PROBLEM = Filter these entries so that only lines with the word "header" remain.

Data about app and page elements
"""

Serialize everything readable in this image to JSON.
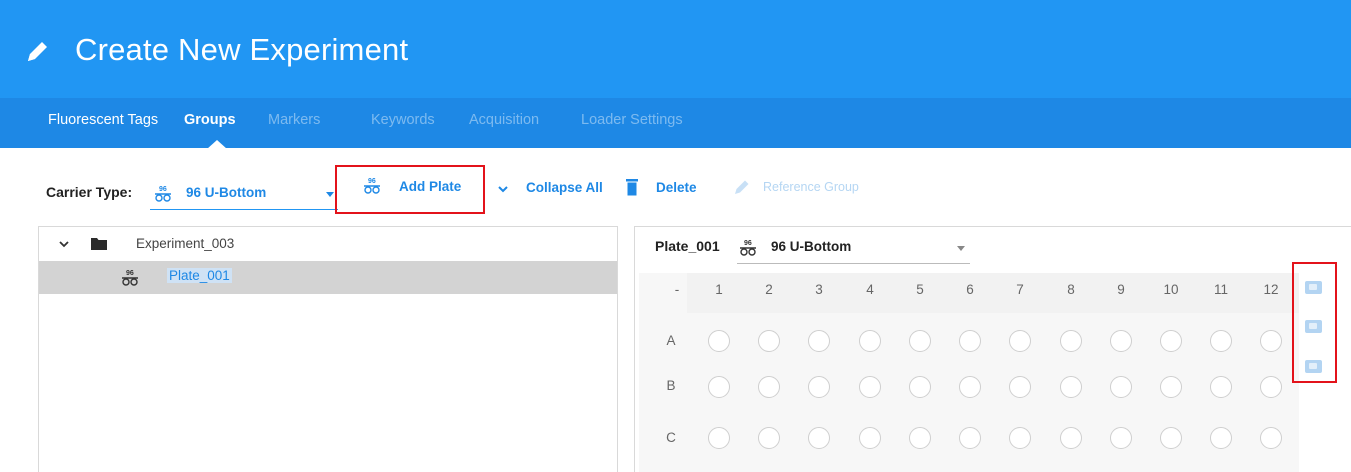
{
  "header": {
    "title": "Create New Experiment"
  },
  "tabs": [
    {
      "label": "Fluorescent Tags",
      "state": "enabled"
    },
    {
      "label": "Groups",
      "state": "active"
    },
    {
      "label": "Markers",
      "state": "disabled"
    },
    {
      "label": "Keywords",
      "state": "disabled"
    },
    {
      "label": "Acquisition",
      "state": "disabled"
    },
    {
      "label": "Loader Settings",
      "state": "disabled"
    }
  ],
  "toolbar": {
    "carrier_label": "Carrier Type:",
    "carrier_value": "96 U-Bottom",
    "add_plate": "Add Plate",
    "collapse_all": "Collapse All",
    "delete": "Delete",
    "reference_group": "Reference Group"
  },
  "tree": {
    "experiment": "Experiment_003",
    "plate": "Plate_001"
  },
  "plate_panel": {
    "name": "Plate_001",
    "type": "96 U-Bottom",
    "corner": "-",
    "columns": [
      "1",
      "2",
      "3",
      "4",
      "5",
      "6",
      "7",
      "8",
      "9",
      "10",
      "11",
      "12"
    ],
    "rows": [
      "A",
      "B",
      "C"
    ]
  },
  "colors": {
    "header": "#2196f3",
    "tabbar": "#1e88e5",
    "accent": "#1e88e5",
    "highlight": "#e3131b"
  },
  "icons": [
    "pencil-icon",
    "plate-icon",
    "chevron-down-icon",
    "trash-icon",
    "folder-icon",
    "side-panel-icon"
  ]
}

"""
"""

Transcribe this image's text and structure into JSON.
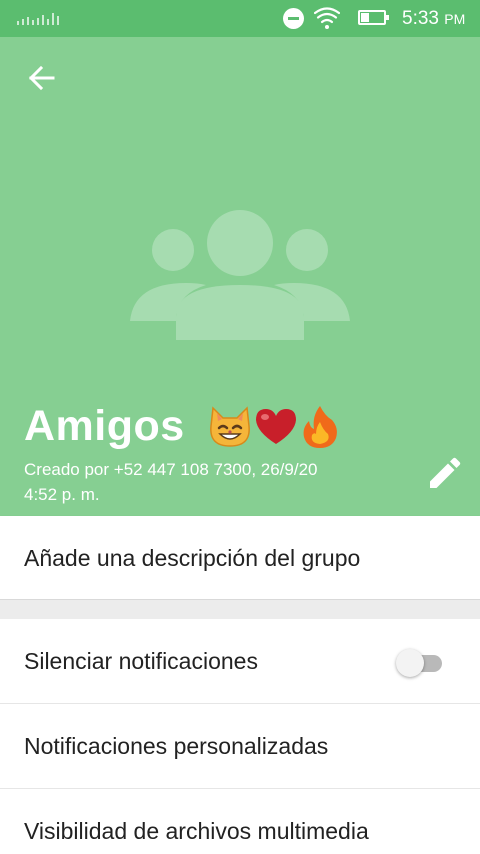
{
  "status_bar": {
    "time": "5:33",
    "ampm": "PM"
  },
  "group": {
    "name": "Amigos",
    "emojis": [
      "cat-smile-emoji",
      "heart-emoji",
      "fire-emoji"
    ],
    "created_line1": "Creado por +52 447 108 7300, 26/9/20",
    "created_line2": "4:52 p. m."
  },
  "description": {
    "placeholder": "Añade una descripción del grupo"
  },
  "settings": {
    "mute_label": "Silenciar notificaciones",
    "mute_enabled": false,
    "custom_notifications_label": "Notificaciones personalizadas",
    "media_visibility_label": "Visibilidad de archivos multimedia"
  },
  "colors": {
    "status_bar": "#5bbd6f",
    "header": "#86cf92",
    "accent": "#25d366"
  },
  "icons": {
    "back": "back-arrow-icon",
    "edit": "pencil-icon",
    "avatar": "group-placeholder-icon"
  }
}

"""

TASK SOLUTION =
  "header": {
    "header": "#2196f3",
    "header": "#86cf92",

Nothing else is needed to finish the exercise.